Next to ARES Commander, Graebert also sells ARES standard. But Graebert’s current promotional pricing for ARES Commander for Mac at a 50% discount puts the software at €495, the same price as the standard version. When the promotion for ARES Commander for Mac concludes by the end of 2010, ARES standard for Mac is expected to appear.
Is ARES for Mac a harbinger for more native Mac programs? I contacted Graebert and Dassault for their views.
Graebert’s CTO Robert Graebert said, “We’re actively working on a [drawing file] viewer for the iOS [Apple's operating system for portable devices, including iPhone and iPad] .”
Dassault’s Aaron Kelly, product manager for DraftSight, said, “In the next three weeks, we’ll be launching our Mac version [of DraftSight].” He pointed out, “We certainly have other applications that run on Mac. eDrawings is one of them.”
In February, excitement grew over the possibility of SolidWorks for Mac when attendees saw a preview that looked like the CAD program running inside Mac OS. That was not the case, Kelly explained, and SolidWorks for Mac is nowhere in sight.

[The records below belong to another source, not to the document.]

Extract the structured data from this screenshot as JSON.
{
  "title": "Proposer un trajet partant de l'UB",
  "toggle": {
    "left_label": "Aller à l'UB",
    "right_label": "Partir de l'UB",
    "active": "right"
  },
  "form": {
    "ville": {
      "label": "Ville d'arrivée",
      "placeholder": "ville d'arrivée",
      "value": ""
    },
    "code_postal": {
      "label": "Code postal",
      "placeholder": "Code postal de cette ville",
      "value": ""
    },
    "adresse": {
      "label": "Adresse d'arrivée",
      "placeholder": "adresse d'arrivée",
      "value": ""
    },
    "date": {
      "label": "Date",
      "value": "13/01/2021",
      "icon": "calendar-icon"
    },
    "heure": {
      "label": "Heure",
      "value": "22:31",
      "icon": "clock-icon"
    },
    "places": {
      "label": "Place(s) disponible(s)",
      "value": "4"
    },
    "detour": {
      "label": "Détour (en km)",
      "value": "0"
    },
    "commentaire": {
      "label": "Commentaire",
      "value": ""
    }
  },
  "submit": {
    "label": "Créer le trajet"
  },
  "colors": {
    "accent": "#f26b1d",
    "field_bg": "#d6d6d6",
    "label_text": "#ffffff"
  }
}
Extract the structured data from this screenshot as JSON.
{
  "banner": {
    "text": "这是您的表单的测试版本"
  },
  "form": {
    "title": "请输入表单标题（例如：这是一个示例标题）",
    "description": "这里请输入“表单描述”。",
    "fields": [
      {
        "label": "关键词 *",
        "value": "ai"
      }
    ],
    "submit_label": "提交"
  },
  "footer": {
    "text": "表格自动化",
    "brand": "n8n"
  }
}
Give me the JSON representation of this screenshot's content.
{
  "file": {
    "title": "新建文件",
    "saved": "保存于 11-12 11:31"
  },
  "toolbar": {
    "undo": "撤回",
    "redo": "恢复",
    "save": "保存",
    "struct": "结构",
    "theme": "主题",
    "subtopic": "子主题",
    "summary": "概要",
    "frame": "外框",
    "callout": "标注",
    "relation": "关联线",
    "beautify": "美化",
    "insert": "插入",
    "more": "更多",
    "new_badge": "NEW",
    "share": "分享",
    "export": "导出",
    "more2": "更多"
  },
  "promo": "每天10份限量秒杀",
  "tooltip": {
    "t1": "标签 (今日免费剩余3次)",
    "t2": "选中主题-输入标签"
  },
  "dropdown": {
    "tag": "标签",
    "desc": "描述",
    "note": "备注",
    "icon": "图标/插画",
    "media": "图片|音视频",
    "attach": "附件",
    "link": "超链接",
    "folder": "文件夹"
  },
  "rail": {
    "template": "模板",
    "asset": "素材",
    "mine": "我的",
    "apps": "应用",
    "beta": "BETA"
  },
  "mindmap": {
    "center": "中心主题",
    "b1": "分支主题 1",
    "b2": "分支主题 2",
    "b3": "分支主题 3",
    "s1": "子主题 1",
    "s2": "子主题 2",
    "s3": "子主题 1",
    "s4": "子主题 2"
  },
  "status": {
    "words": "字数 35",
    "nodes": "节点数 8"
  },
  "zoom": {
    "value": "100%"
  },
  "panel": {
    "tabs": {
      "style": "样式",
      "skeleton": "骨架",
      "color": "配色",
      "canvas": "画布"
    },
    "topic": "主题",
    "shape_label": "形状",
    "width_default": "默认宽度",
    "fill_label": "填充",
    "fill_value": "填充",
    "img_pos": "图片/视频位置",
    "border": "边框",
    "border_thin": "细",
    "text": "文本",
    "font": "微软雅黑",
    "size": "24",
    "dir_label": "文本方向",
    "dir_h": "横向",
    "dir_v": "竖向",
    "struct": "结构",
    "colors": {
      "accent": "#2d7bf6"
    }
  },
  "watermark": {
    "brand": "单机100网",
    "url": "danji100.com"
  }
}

Kelly explained, “What you saw at SolidWorks World  were applications running over the internet, or on cloud, if you will … They weren’t running natively on [Mac] OS … Looking at future products, it makes sense to consider serving up [programs] over the internet, without having to deliver something platform-specific.”
Graebert noted, “So far, people rely on Boot Camp [a Mac utility that lets you run Windows inside Mac OS] to run popular [Windows] applications, but I think you get more out of the platform if you run it native in Mac OS.”
Kelly observed, “Customers that we serve are pretty heavily invested in PC-based systems,” but also acknowledged, “More and more, I find that people have a PC at work but opt to use a Mac at home … Also, in education space, a lot of computer labs for engineering software may be set up with PCs, but in the dorm, you have Macs … There are small pockets where engineering software is used on Mac, but most of that seems to be in the AEC [architecture, engineering, construction] side. Dassault is not a big player in that space.”
CAD developers may consider the desktop Mac market negligible, but they’re finding it much harder to ignore the ever-growing portable market, dominated by iPhone and iPad. If these become standard devices among field crews, students, and jet-setting professionals, Windows-based engineering and design software publishers will have to find ways to accommodate them.
For more, listen to my recorded interviews with Robert Graebert and Aaron Kelly below: